In politics, our interpretation of what constitutes an act of sexism has shrivelled to a superficial social media-driven cherry-picking that barely skims the surface. We ignore the real prejudice and discrimination against women that infects our potential policy-making. This has to change.
Current conversations about sexism tend to be far more trivial than structural. We have become fixated on raw ratios and distracted by physical appearances and sexual orientation – sexism's super obvious surface. This frustratingly narrow focus has drawn attention from the more important and thorny contemporary women's issues: a persistent wage gap, unenforceable board quotas, choice in reproductive health, provision of affordable child care, and parental-leave benefits. The absence of a national feminist organization to spearhead this kind of comprehensive evaluation of public policy leads to the degradation of our politics. Instead of frank debate during a writ, we get political operatives and members of the media skimming careless Facebook posts and offensive tweets for frivolous sexist sound bites. This is as counterproductive as it is silly. At the end of the day it accomplishes nothing for Canadian women.
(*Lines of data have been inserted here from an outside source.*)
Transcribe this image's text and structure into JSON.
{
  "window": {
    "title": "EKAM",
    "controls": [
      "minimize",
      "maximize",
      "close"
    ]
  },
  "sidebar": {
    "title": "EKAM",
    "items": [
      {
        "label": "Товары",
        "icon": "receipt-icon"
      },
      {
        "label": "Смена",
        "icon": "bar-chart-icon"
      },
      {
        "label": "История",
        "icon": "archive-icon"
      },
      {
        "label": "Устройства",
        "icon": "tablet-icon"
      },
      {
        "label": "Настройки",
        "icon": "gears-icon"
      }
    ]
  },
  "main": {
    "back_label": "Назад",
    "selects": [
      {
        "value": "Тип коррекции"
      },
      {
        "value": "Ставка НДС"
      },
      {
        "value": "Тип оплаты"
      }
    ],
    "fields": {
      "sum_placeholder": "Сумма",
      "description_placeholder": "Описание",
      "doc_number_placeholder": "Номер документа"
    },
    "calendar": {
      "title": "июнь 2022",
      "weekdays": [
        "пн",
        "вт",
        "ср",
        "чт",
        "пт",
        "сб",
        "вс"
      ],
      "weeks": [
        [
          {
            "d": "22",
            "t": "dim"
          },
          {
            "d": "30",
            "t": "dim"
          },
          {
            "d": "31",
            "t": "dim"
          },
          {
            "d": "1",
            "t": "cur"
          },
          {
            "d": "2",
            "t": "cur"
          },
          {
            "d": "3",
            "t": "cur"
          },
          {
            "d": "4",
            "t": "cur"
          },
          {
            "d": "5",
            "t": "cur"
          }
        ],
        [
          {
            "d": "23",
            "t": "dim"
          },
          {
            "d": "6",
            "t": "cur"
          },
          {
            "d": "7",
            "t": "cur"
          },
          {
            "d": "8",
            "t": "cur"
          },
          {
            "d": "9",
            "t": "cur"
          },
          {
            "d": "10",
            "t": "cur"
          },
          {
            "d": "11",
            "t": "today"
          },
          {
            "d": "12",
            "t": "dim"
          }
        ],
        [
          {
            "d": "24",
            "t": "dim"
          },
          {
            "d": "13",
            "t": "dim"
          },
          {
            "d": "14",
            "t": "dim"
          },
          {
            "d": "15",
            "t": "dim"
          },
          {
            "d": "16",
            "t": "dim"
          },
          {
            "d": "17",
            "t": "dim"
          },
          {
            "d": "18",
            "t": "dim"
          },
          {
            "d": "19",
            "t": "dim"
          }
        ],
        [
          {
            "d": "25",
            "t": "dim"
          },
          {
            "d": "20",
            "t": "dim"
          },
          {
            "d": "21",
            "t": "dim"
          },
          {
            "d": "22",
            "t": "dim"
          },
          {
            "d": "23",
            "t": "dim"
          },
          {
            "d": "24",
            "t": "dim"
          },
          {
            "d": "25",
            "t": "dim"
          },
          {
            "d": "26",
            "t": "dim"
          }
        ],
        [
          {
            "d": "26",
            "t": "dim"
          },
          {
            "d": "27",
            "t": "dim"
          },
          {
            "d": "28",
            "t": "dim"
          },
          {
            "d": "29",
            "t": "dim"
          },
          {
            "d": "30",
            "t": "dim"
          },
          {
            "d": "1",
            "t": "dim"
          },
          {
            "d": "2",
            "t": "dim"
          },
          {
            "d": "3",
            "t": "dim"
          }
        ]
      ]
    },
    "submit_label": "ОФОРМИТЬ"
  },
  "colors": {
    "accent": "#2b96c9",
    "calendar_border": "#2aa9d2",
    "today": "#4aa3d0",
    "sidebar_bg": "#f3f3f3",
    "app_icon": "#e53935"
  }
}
Take Ontario's recent June election. It was punctuated early with a few accusations of "sexism" from Progressive Conservatives after Liberal candidates Jack Uppal and David Mossey were thoughtless; the former re-posting a list of the "differences between men and women" and the latter liking big butts (and not lying about it!) – on his Facebook page. However, their degrading lapses seemed to cancel out Hammurabi-style when we were reminded that PC Wayne Wettlaufer had earlier tweeted something similarly slanderous about the so-called fairer sex. So many men have said chauvinistic things about women on social media that screencaps lose their utility as an electoral weapon each election cycle. As a result, sexism rooted in public policy options cease to be an issue of public interest.
This limited definition of what sexism is speaks volumes about the lack of a satisfying feminist lens for evaluating policy proposals. If we had really wanted to talk about The S Word (sexism) during the recent provincial election, for example, we should have used it to critique the parties' platforms and consider how their promises would affect women's economic participation and outcomes. Instead of focusing on trivial digital transgressions, Ontarians might have instead gossiped about, say, the deeply anti-women nature of the Conservatives' platform.
From a policy perspective, not investing in childcare improvements to encourage maternal labour force participation, support families, and facilitate early learning was – quite simply – sexist. As was opposing a minimum-wage increase, which will benefit women clustered in part-time work. Similarly unfair to women was the opposition of cost-sharing of IVF and promise to block wage increases for child care and personal support workers; both of whom are disproportionately female. Lastly, the hallmark of the "Million Jobs Plan" – a focus on the manufacturing and skilled trades sectors – was fundamentally sexist as those sectors are disproportionately composed of men.
Part of the reason substantive public policy proposals aren't always met with the scrutiny they deserve is that Canada lacks an institution to do the work and modern feminism is fractal. Nonetheless, we – feminists and otherwise – need to be more rigorous and less lazy. We can't just keep carefully counting the number of women on the ballot and in our legislatures and tell ourselves that modest growth represents progress for women in politics or that we as a society have made great gains when we don't make fun of someone's scrunchie. Yes, it is important that more women run for public office and it is exhilarating when they win. But a few months ago, in our excitement over catching the digital transgressions of candidates for provincial office we totally forgot to talk about the female-and-family-friendliness of party platforms from a critical feminist perspective during a historical provincial election. Indeed, we pointed fingers and briefly talked about bums.
All I'm asking for in the 2015 federal election are platforms that recognize and address women's unique socioeconomic challenges and for people to recognize it when they don't. Perhaps we will find some time during this new permanent campaign to grant real "sexism" the scrutiny it deserves and pump up the conversation as if it has been diligently doing squats. Canada could use a little more girl power, anyways.